The two countries have excellent institutions producing world-class engineers. Only the top 3 percent scorers in the national entrance exam get into the elite Indian Institutes of Technology. About 40 universities in China enjoy elite status thanks to the government’s 985 Project, which funneled billions of yuan to establish research centers and improve education. China awards the second-highest number of science and engineering doctorates in the world and is rapidly catching up with the United States, according to the National Science Foundation.
However, says Wadhwa, these elite institutions’ graduates are no better than average American graduates from his own university, Duke. And as you move down the ladder from these top establishments, education quality declines steeply.
Lower-tier colleges and universities in both India and China suffer from passive learning styles. Design and project work is typically absent, the curricula do not focus on problem solving or building project management and communication skills, and there are no internships or other work experience. ”Engineering education is much more theoretically oriented, and students don’t really get this fully blended education that allows them to think outside the box,” says Denis Simon, a professor at the Pennsylvania State University School of International Affairs, who focuses on technology and education in China. ”They haven’t had the interaction with real live engineering that grads here have, so they’re very green when they come into the workplace.”
Wadhwa adds that the quality of the educators is very poor, and there’s not enough depth or funding. The main problem, though, is the sheer mass of students enrolled in engineering classes. ”When you have 100 students per teacher, you really can’t get hands-on and be interactive,” he says.
In China, where nearly all the universities are public, a top-down push for ”mass education” in 1999 traded numbers for quality. The number of engineering bachelor’s degrees awarded jumped by 225 percent in a decade. ”In many cases they didn’t add enough teachers or the teachers weren’t qualified, or the funding didn’t increase for all schools and universities equally,” Wadhwa says. ”The government wanted more engineers, so schools gave them engineers…even technicians were called engineers.”
By contrast, India’s growth has been market driven and from the bottom up. According to a Chronicle of Higher Education article, the number of private engineering colleges in India rose from 222 to 1116 between 1991 and 2005. Quality was not ensured, but business leaders and U.S.-based academics are trying to change that. The Indo-U.S. Collaboration for Engineering Education, a group formed by the American Society for Engineering Education, is working to improve teaching quality at small Indian colleges. Information technology firms based in India, such as Tata Consultancy Services and Wipro Technologies, meanwhile, have developed their own accreditation system and are refining curricula and providing graduates with technical and management training.
That industry involvement gives India an edge on China. The Duke researchers find that multinational engineering firms typically hire from 10 to 15 universities across China, whereas in India they hire top graduates from second- and third-tier colleges. ”American companies aren’t hiring much in China,” Wadhwa says. ”Even Chinese companies have a hard time getting middle managers and engineers in China.”

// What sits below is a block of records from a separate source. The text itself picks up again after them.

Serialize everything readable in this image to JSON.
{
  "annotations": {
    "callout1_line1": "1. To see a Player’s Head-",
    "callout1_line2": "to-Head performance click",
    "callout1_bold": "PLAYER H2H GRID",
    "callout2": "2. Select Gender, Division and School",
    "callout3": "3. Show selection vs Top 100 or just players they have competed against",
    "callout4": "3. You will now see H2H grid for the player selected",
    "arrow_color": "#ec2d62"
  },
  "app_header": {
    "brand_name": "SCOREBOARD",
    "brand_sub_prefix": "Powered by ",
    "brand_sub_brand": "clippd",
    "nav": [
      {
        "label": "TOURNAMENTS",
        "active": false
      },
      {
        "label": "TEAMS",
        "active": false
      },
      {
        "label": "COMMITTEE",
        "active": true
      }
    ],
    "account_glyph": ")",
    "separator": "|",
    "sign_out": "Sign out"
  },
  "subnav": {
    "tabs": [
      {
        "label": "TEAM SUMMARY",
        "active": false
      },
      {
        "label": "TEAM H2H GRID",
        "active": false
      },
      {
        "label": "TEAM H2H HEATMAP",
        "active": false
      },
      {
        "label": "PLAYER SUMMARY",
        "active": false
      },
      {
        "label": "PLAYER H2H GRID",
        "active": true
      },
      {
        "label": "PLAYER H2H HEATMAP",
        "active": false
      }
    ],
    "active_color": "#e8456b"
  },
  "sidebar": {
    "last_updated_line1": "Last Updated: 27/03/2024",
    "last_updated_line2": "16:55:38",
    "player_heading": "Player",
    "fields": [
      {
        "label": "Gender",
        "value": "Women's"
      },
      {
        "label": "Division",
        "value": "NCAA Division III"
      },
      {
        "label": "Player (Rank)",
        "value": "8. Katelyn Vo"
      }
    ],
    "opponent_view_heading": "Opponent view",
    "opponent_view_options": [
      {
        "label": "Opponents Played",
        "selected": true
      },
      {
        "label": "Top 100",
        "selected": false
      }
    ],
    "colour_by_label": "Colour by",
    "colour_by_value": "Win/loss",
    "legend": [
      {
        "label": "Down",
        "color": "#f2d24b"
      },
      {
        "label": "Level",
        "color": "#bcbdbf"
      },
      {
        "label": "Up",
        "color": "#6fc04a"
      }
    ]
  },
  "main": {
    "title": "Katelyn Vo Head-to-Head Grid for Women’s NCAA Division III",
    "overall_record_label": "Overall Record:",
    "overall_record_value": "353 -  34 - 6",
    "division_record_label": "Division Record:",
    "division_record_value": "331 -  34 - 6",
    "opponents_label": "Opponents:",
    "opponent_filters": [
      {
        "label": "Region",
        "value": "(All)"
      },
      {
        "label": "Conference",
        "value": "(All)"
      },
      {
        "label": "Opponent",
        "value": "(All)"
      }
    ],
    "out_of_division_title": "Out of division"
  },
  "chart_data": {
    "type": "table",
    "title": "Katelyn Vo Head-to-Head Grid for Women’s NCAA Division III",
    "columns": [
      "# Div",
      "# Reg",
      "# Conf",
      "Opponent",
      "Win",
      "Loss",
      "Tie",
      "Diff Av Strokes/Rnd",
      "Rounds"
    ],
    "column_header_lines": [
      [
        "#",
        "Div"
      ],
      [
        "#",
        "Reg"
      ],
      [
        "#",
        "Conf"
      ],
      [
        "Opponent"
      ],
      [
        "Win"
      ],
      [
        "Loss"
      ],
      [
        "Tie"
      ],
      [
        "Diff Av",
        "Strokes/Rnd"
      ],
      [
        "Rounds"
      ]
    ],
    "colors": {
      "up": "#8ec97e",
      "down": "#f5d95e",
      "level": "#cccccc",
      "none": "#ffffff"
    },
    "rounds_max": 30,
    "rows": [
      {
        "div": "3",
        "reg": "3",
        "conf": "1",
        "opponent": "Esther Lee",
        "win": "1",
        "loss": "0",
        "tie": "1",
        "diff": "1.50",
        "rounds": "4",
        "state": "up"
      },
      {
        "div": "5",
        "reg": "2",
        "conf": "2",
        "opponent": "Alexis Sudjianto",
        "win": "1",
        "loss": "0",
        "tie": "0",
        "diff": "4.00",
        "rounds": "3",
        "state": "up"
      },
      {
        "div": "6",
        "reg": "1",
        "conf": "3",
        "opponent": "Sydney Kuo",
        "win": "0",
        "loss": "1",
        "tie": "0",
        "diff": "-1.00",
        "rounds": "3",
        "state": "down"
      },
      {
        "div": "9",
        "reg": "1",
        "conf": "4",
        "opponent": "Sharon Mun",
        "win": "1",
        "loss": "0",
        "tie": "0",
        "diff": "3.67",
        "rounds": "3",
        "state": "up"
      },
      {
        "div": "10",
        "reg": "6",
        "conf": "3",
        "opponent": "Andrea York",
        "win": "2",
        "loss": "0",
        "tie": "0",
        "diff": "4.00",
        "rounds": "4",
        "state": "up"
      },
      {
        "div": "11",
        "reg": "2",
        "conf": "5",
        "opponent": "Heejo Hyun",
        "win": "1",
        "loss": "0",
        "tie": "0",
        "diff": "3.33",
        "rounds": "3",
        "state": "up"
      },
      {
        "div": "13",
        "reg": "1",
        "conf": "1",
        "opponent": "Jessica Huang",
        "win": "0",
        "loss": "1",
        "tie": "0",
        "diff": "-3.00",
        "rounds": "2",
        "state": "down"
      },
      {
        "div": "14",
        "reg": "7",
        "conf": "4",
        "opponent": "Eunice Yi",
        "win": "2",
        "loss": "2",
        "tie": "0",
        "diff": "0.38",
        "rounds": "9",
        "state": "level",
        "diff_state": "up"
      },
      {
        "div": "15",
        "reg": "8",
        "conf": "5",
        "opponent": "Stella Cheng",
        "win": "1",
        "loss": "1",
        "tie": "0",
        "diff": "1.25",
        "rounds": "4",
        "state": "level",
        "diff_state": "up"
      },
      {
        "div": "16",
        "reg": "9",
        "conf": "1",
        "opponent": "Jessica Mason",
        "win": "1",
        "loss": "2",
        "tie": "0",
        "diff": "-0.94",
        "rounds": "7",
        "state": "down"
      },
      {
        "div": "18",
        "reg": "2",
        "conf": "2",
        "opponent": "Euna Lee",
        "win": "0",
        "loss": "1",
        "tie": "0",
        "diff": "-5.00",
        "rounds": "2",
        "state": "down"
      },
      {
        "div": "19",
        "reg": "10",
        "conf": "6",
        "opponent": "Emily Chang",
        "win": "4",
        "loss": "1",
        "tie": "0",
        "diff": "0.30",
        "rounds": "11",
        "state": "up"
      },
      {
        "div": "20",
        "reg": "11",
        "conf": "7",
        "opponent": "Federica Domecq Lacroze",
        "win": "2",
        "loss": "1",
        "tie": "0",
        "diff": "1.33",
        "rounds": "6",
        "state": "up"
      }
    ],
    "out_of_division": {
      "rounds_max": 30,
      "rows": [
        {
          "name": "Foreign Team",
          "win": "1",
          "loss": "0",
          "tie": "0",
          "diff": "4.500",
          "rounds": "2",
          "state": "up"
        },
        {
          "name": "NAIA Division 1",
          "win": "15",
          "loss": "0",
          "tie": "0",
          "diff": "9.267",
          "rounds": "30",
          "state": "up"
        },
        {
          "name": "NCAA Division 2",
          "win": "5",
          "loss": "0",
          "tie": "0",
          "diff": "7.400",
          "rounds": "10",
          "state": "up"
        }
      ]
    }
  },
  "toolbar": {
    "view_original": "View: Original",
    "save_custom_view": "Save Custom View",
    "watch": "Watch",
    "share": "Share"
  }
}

Students worried about finding outsourcing-proof jobs can relax, at least for now. Wadhwa’s study shows that the dragon and the tiger still have a lot of catching up to do. A 2005 McKinsey Global Institute study agreed. It found that 10 percent of Chinese engineering grads were qualified to work in multinational companies as opposed to 25 percent of their Indian counterparts; that figure was 81 percent for U.S. grads.
About the Author

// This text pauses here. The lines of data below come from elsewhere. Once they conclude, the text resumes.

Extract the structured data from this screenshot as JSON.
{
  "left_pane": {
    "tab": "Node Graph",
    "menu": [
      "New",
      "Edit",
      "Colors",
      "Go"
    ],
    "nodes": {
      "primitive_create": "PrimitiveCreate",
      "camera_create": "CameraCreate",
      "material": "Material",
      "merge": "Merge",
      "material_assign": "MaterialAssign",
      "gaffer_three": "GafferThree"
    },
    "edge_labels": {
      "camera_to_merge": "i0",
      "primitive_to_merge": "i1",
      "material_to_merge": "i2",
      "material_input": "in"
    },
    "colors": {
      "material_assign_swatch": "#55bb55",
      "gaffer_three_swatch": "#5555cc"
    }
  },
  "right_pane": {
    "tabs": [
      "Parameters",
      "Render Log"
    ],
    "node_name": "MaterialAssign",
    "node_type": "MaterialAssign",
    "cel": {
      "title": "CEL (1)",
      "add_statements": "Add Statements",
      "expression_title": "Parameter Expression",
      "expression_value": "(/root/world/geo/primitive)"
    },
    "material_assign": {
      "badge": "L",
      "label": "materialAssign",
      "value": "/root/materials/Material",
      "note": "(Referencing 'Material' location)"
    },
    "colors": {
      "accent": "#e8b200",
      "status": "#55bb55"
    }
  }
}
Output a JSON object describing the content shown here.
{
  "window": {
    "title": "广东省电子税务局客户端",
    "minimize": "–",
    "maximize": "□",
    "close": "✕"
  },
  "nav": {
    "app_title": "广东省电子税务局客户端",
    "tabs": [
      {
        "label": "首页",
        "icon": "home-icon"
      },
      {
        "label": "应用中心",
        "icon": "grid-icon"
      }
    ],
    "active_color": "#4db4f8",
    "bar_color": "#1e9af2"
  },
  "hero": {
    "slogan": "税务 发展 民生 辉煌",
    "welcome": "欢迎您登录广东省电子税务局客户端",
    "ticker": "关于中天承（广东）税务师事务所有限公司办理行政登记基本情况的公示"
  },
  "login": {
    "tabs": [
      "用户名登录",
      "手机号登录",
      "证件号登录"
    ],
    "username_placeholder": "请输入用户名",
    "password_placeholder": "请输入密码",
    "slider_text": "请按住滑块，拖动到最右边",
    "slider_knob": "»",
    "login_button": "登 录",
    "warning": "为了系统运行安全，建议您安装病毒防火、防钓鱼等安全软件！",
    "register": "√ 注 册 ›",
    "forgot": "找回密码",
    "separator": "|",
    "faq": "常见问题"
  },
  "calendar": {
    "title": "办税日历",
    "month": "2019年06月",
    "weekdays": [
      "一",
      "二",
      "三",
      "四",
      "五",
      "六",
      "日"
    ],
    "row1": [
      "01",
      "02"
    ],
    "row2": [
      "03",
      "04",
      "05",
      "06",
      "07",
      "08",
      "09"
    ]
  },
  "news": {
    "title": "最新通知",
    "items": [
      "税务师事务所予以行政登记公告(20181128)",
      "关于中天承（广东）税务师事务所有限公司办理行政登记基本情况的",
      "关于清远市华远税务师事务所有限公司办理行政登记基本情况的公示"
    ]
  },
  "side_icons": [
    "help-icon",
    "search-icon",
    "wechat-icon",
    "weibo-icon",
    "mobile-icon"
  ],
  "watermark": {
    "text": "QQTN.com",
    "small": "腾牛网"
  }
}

Prachi Patel, is a contributing editor to IEEE Spectrum. She writes regularly about energy, the environment, and engineering careers.